Date Published: June 12, 2019
Publisher: Public Library of Science
Author(s): Helleana Eschmann, Martin E. Héroux, James H. Cheetham, Stephanie Potts, Joanna Diong, Sunghoon Ivan Lee.
Hand motor impairment is common after stroke but there are few comprehensive data on amount of hand movement. This study aimed to compare the amount of thumb and finger movement over an extended period of time in people with stroke and able-bodied people. Fifteen stroke subjects and 15 able-bodied control subjects participated. Stroke subjects had impaired hand function. Movement of the thumb and index finger was recorded using stretch sensors worn on the affected hand (stroke subjects) or the left or right hand (control subjects) for ∼4 hours during the day. A digit movement was defined as a monotonic increase or decrease in consecutive sensor values. Instantaneous digit position was expressed as a percentage of maximal digit flexion. Mixed linear models were used to compare the following outcomes between groups: (1) average amplitude of digit movement, (2) digit cadence and average digit velocity, (3) percentage of digit idle time and longest idle time. Amplitude of digit movement was not different between groups. Cadence at the thumb (between-group mean difference, 95% CI, p value: -0.6 movements/sec, -1.0 to -0.2 movements/sec, p = 0.003) and finger (-0.5 movements/sec, -0.7 to -0.3 movements/sec, p<0.001) was lower in stroke than control subjects. Digit velocity was not different between groups. Thumb idle time was not different between groups, but finger idle time was greater in stroke than control subjects (percentage of idle time: 6%, 1 to 11%, p = 0.02; longest idle time: 375 sec, 29 to 721 sec, p = 0.04). Rehabilitation after stroke should encourage the performance of functional tasks that involve movements at faster cadences, and encourage more frequent movement of the digits with shorter periods of inactivity.
Motor impairment at the hand is common after stroke . At 6 months after severe stroke, one third of people develop wrist and hand contracture (loss of passive joint range of motion)  and more than 50% of people with hand impairments do not regain function . The loss of functional hand movement is disabling and can persist for many years . The neurophysiological mechanisms underlying the recovery of hand function are complex, interdependent, and occur at different periods of time after onset of stroke; see reviews [5–7]. For example, hand impairments in chronic stroke are related in part to a decreased ability to control voluntary muscle activity [8, 9] and the abnormal recruitment of contralateral cortico-reticulospinal pathways . Greater understanding on the mechanisms of recovery after stroke is needed to develop effective interventions to improve hand function after stroke.
This was a cross-sectional observational study.

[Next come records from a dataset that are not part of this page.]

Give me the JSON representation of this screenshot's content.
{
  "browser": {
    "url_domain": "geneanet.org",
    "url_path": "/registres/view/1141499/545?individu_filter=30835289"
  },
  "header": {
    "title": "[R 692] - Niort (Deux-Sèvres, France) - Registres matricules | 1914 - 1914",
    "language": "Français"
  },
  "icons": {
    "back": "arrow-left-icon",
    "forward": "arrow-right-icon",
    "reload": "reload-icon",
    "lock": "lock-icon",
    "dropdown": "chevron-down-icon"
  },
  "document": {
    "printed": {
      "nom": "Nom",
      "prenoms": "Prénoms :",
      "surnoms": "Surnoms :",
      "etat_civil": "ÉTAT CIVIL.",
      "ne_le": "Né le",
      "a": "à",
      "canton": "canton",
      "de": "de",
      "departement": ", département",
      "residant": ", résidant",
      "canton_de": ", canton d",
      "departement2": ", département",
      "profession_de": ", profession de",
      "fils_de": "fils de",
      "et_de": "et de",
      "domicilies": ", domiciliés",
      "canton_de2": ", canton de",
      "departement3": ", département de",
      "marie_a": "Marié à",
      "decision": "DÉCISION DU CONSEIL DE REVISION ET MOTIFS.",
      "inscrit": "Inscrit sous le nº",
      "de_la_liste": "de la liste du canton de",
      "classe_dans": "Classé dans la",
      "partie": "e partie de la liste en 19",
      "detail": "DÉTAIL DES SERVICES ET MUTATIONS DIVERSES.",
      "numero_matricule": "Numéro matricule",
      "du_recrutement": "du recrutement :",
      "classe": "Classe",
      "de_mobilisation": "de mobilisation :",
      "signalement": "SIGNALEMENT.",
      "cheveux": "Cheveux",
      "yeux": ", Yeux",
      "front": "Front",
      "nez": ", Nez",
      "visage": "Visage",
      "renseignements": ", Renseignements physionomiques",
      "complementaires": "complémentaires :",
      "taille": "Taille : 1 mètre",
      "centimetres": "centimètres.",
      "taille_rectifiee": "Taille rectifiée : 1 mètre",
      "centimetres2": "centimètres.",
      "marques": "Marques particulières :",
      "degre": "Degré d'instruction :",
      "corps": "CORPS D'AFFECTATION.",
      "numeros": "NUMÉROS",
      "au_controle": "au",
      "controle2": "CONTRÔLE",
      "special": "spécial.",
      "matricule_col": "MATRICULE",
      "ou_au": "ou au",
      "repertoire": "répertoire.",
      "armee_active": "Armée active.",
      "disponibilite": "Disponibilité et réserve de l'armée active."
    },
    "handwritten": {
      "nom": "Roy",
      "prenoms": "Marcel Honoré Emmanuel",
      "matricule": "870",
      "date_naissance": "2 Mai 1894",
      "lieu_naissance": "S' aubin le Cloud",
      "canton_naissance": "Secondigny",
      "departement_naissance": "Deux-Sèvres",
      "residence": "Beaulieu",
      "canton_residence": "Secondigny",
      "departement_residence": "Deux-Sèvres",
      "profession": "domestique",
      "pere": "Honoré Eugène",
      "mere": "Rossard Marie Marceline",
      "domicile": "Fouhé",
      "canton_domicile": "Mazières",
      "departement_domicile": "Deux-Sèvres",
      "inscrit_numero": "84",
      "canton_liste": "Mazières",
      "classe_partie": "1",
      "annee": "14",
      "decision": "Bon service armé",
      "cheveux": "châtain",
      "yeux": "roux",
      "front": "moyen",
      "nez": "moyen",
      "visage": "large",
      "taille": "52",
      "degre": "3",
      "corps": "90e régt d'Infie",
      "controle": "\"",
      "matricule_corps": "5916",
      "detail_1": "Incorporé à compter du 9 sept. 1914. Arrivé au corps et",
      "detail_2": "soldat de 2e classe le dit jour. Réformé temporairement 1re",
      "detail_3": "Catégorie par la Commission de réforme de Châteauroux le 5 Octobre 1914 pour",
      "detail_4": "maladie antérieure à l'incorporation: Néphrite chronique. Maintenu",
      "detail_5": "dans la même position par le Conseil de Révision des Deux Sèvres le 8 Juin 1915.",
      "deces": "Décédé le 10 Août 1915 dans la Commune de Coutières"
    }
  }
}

The procedures conformed to the Helsinki Declaration and were approved by South Eastern Sydney Local Health District Human Research Ethics Committee (16/095). To enhance transparency of data analysis, all de-identified data and computer code used to analyse the data are available in the project folder on the Open Science Framework. Written consent was obtained from all subjects.
Characteristics of subjects are shown (Table 1). Stroke subjects had impaired hand function, were older than control subjects, and the range of time since stroke was broad. There was no difference between groups in sex. On average, stroke subjects wore the sensors for median 3.3 hours (interquartile range 2.1 to 3.7 hours) and control subjects for 3.1 hours (2.3 to 3.7 hours). Inspection of the raw data showed sensor values were outside of the physiological range of raw values for the thumb sensor in some subjects (1 control, 2 stroke subjects). We excluded thumb sensor data for these subjects.
We used stretch sensors to compare thumb and index finger movement over an extended period of time in people with stroke and able-bodied people. While the amplitudes of digit movement and digit velocities were not different between groups, people with stroke had lower thumb and finger cadences, and the finger was idle more often than the thumb. Exploratory findings show that in general, digit cadences and velocities ranged from slow to medium speeds.
Our findings add new information to the literature by providing the first comprehensive description of thumb and finger movement over an extended period of time in people with stroke. The clinical implications from this study are that rehabilitation after stroke should encourage the performance of functional tasks that involve movements at faster cadences, and encourage more frequent movement of the digits with shorter periods of inactivity. These strategies aim to improve and restore hand function after stroke.